After reading a tiny ad in a Japanese magazine, we had gone up and down the same road three times, into an apartment block, back out the same apartment block, to the security guard at the front of the apartment block, and finally to a スーパー across the road.

As soon as we entered, I had a bad feeling. It looked just like a normal スーパー; vegetables, cereal, fruit… a lot of edible stuff but no 漫画. We wandered through, and were pleasantly surprised to find 4 shelves full of books. Only one small shelf was 漫画 though, but only a small proportion of that was understandable to me, and not a single copy of 乱馬1/2. 爱香 was interested of course, and started looking through the grown-up books. I picked up a copy of クレヨンしんちゃん, a comic about about a rude little boy who loves exposing his penis, and started working my way through it.

After a while I heard 爱香’s voice talking to someone else. Her voice had that high twittery sound and her verbs all had ‘ます’ on the end of them, which usually means she’s talking to someone she hasn’t met before. I kept reading.

After finishing another クレヨンしんちゃん story, I wandered over to where 爱香 was. She was talking to another lady, and they were looking over a map. The map was printed on a plastic bag, and they were pointing to it. The other lady seemed to be giving directions, 爱香 would say ‘はい’ every now and then. The other lady had some some friends too; two other well dressed ladies were listening intently. Every now and then the other lady would ask her friends to clarify something 「。。。ですね、。。。」 and the others would frown hard, as if they were deep in thought and give a long 「うん。。。。」

I had a peek over 爱香’s shoulder to look at the map. I couldn’t make heads or tails of it, and the Japanese was so fast and at such a high pitch that I didn’t get it at all.

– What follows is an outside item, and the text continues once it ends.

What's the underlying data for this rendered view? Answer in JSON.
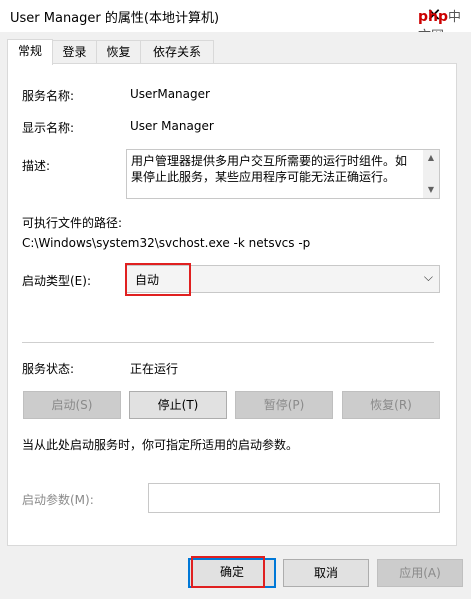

I wandered back to the 漫画 section, put クレヨンしんちゃん back, and picked the next book in the series.
I got a little way through it, with 爱香 and her new friends still twittering behind me. Eventually I felt a tap on my shoulder. I turned around to see 爱香, grinning. Clutched in her hands was the same plastic bag, filled with magazines.
「これもらった!」 she said, still smiling.
I froze. “I know this,” i thought. What did Peter先生’s say about giving/receiving verbs? I did a mental calculation… ‘これ=this… もらった=received…put the verb first… means… ‘I received this!’
“Really?” I said. “They gave you that? Who were they?”

“I didn’t know them,” 爱香 replied.

It turns out that 爱香 had just asked a passer-by if she knew of any good bookshops. She had asked her friends, who had a plastic bag with a map on it. She had given 爱香 the bag, and taken about 10 minutes of her time to explain the directions to the bookshop on it. Then, she had called her friends over to help out. There were many other recommended bookshops which didn’t have directions on the bag, so one of the ladies had left the store, gone across the street, found a magazine with a map in it, and brought it back. After taking more time to explain the way to the bookshop and give 爱香 some recommendations on good books, she had given the magazine to 爱香, along with the bag, and other various magazines she had also brought from across the street, just in case we got bored on the way. I couldn’t believe it. As 爱香 explained all of this to me on the way to the next bookshop, I felt bad that the only thanks I gave her was a mumbled ‘アリガトウ’ and a clumsy bow.
爱香 often asks me why I like Japan so much. I don’t think I have ever given her a satisfactory answer. I use words like ‘friendliness’ and ‘diligence’ and ‘ニンテンド’ but I don’t think she gets it yet. It’s not that people from other cultures wouldn’t help you, it’s just the diligence in which Japanese people will fall over each other to help out a complete stranger. It’s not the only time it’s happened either.

But that’s another story, maybe for another post!